When it comes to making New Year's resolutions, getting into good shape financially ranks right up there with losing weight and eating healthier. All three goals require discipline and planning; and, as you've no doubt experienced, it's not unusual to encounter setbacks along the way.
Don't let losing a minor battle here or there convince you to surrender on the bigger war.
You'll probably have more success if you start out taking small steps, learning from your mistakes and gaining momentum as you go.
Here are a few suggestions for better managing your personal finances in the New Year:
The first step on the road to financial health is to create a budget you can live with. If you're new to budgeting or haven't been successful in the past, start slowly. For a few months write down every cent you spend: mortgage/rent, utilities, food, gas, medical copayments, credit card interest - the works. You'll be surprised where you money goes.
At the same time, compare money coming in (income) to money going out (expenses). If you're just breaking even or losing money each month, you need to boost your income and/or aggressively trim spending. Try these strategies:
Pay bills on time and send at least the minimum amount due. You'll avoid late fees and related interest rate increases; plus, you'll improve your credit score.
Balance your checking account regularly and use in-network ATMs to avoid overdrafts and fees.
If your employer offers flexible spending accounts, use them to pay health and dependent care expenses with pretax dollars.
Raise insurance deductibles and shop around for better rates.
Once you start reducing expenses, use the savings to pay down debts more quickly.

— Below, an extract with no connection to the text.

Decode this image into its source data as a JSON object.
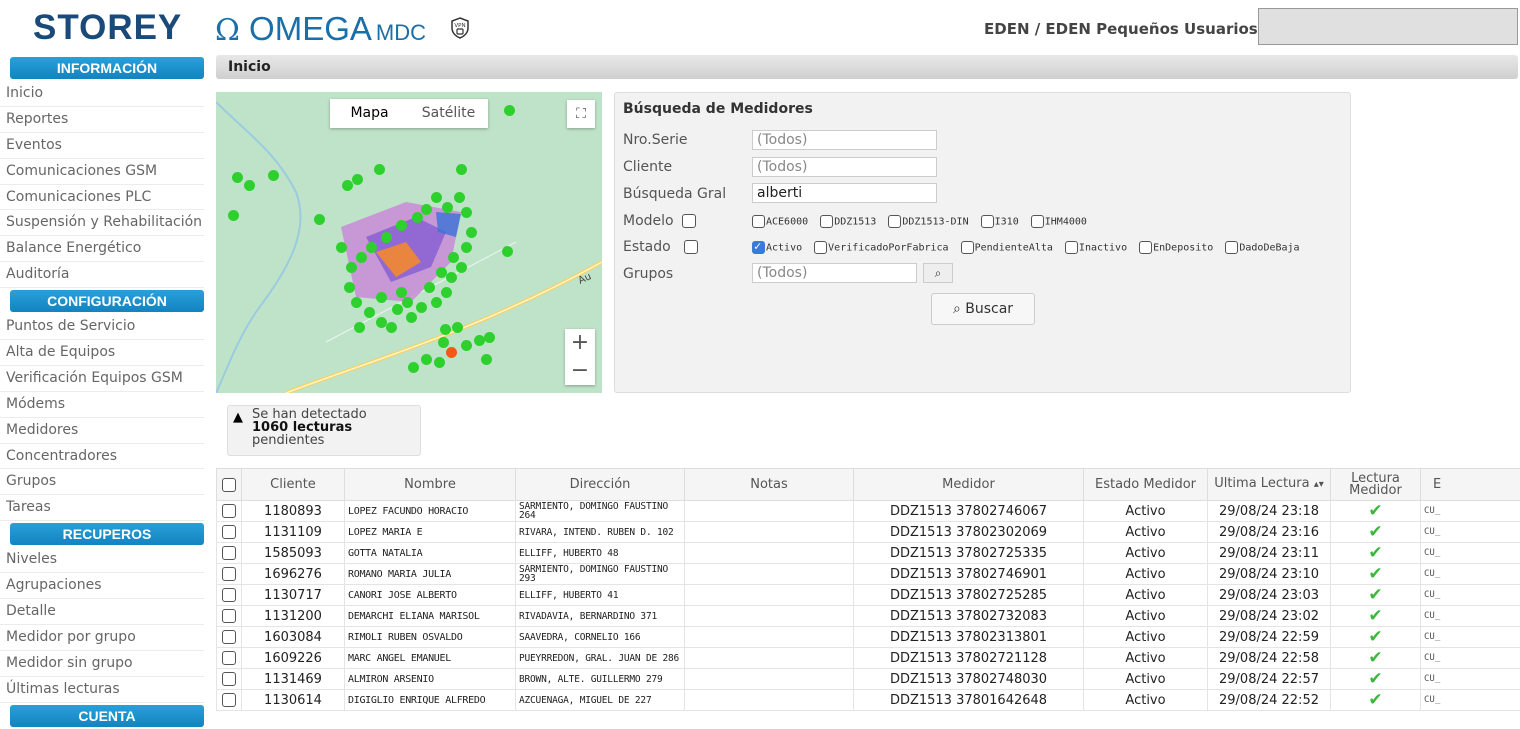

Try making a table of all outstanding credit card and loan balances and their corresponding interest rates.
Then, each month pay the minimum amount due on each - except pay as much as possible on the account with the highest interest rate. Once that one's paid off, move to the next-highest rate account and so on.
Another smart move is to have an emergency fund in case of financial upheaval (layoff, medical emergency, unexpected car repairs, etc.) Ideally you should save enough to cover six months' of expenses, but don't be discouraged if that sounds insurmountable: Start slowly by saving a few dollars each week. You won't miss it and your little nest egg might just save you from needing an expensive short-term loan to cover an unplanned bill.

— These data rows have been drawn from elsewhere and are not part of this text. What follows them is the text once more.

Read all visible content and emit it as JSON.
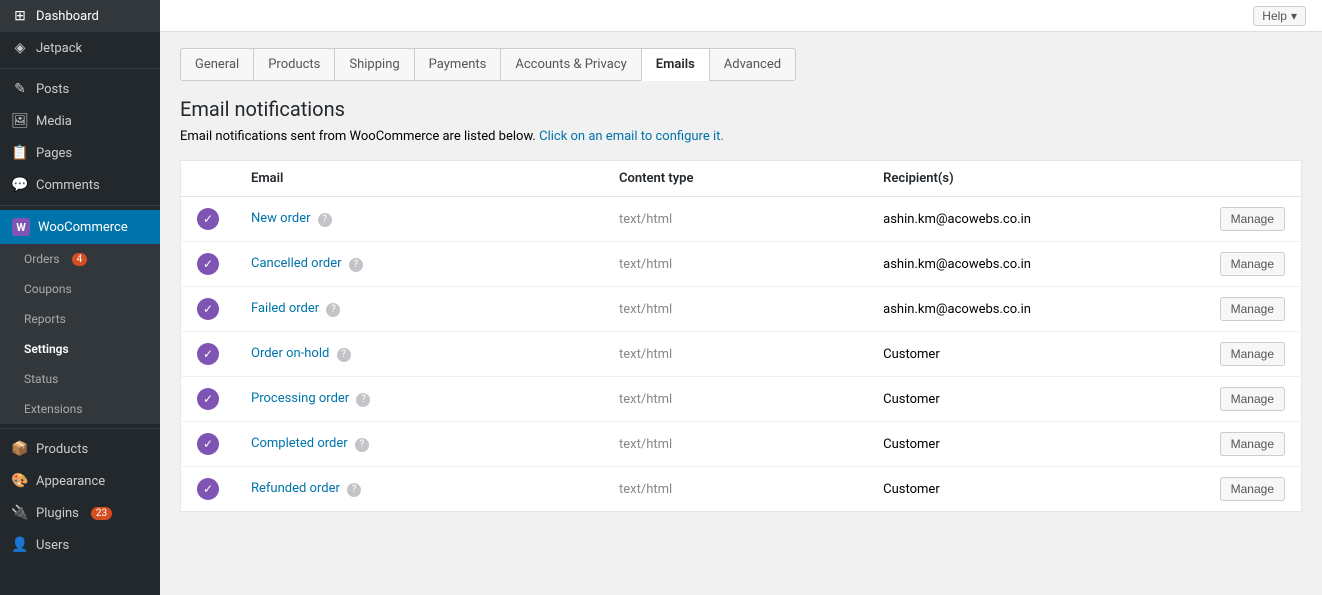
{
  "topbar": {
    "help_label": "Help"
  },
  "sidebar": {
    "items": [
      {
        "id": "dashboard",
        "label": "Dashboard",
        "icon": "⊞",
        "badge": null
      },
      {
        "id": "jetpack",
        "label": "Jetpack",
        "icon": "◈",
        "badge": null
      },
      {
        "id": "posts",
        "label": "Posts",
        "icon": "📄",
        "badge": null
      },
      {
        "id": "media",
        "label": "Media",
        "icon": "🖼",
        "badge": null
      },
      {
        "id": "pages",
        "label": "Pages",
        "icon": "📋",
        "badge": null
      },
      {
        "id": "comments",
        "label": "Comments",
        "icon": "💬",
        "badge": null
      },
      {
        "id": "woocommerce",
        "label": "WooCommerce",
        "icon": "W",
        "badge": null,
        "active": true
      },
      {
        "id": "products",
        "label": "Products",
        "icon": "",
        "badge": null
      },
      {
        "id": "appearance",
        "label": "Appearance",
        "icon": "",
        "badge": null
      },
      {
        "id": "plugins",
        "label": "Plugins",
        "icon": "",
        "badge": "23"
      },
      {
        "id": "users",
        "label": "Users",
        "icon": "",
        "badge": null
      }
    ],
    "sub_items": [
      {
        "id": "orders",
        "label": "Orders",
        "badge": "4"
      },
      {
        "id": "coupons",
        "label": "Coupons",
        "badge": null
      },
      {
        "id": "reports",
        "label": "Reports",
        "badge": null
      },
      {
        "id": "settings",
        "label": "Settings",
        "badge": null,
        "active": true
      },
      {
        "id": "status",
        "label": "Status",
        "badge": null
      },
      {
        "id": "extensions",
        "label": "Extensions",
        "badge": null
      }
    ]
  },
  "tabs": [
    {
      "id": "general",
      "label": "General",
      "active": false
    },
    {
      "id": "products",
      "label": "Products",
      "active": false
    },
    {
      "id": "shipping",
      "label": "Shipping",
      "active": false
    },
    {
      "id": "payments",
      "label": "Payments",
      "active": false
    },
    {
      "id": "accounts-privacy",
      "label": "Accounts & Privacy",
      "active": false
    },
    {
      "id": "emails",
      "label": "Emails",
      "active": true
    },
    {
      "id": "advanced",
      "label": "Advanced",
      "active": false
    }
  ],
  "page": {
    "title": "Email notifications",
    "description_prefix": "Email notifications sent from WooCommerce are listed below.",
    "description_link": "Click on an email to configure it."
  },
  "table": {
    "columns": {
      "email": "Email",
      "content_type": "Content type",
      "recipients": "Recipient(s)"
    },
    "rows": [
      {
        "id": "new-order",
        "enabled": true,
        "name": "New order",
        "content_type": "text/html",
        "recipient": "ashin.km@acowebs.co.in",
        "manage_label": "Manage"
      },
      {
        "id": "cancelled-order",
        "enabled": true,
        "name": "Cancelled order",
        "content_type": "text/html",
        "recipient": "ashin.km@acowebs.co.in",
        "manage_label": "Manage"
      },
      {
        "id": "failed-order",
        "enabled": true,
        "name": "Failed order",
        "content_type": "text/html",
        "recipient": "ashin.km@acowebs.co.in",
        "manage_label": "Manage"
      },
      {
        "id": "order-on-hold",
        "enabled": true,
        "name": "Order on-hold",
        "content_type": "text/html",
        "recipient": "Customer",
        "manage_label": "Manage"
      },
      {
        "id": "processing-order",
        "enabled": true,
        "name": "Processing order",
        "content_type": "text/html",
        "recipient": "Customer",
        "manage_label": "Manage"
      },
      {
        "id": "completed-order",
        "enabled": true,
        "name": "Completed order",
        "content_type": "text/html",
        "recipient": "Customer",
        "manage_label": "Manage"
      },
      {
        "id": "refunded-order",
        "enabled": true,
        "name": "Refunded order",
        "content_type": "text/html",
        "recipient": "Customer",
        "manage_label": "Manage"
      }
    ]
  }
}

If something terrible happened to you, would your family be protected financially? Make sure you have a valid will, durable power of attorney, health care proxy and living will. Numerous books, online articles and sample forms are available if you want to draft them yourself, but you should probably review your documents with a financial advisor or attorney to avoid potential legal problems. Also, make sure you have adequate life and disability insurance.
It's debatable how much Social Security will be able to contribute toward your retirement income in coming decades, so if you're not already participating in your employer's 401(k) plan or an IRA, make that one of your top financial resolutions.
Sticking to resolutions is never easy - if it were, we'd already be doing them. But striving to improve your financial situation now will pay off big-time down the road.
Jason Alderman directs Visa's financial education programs.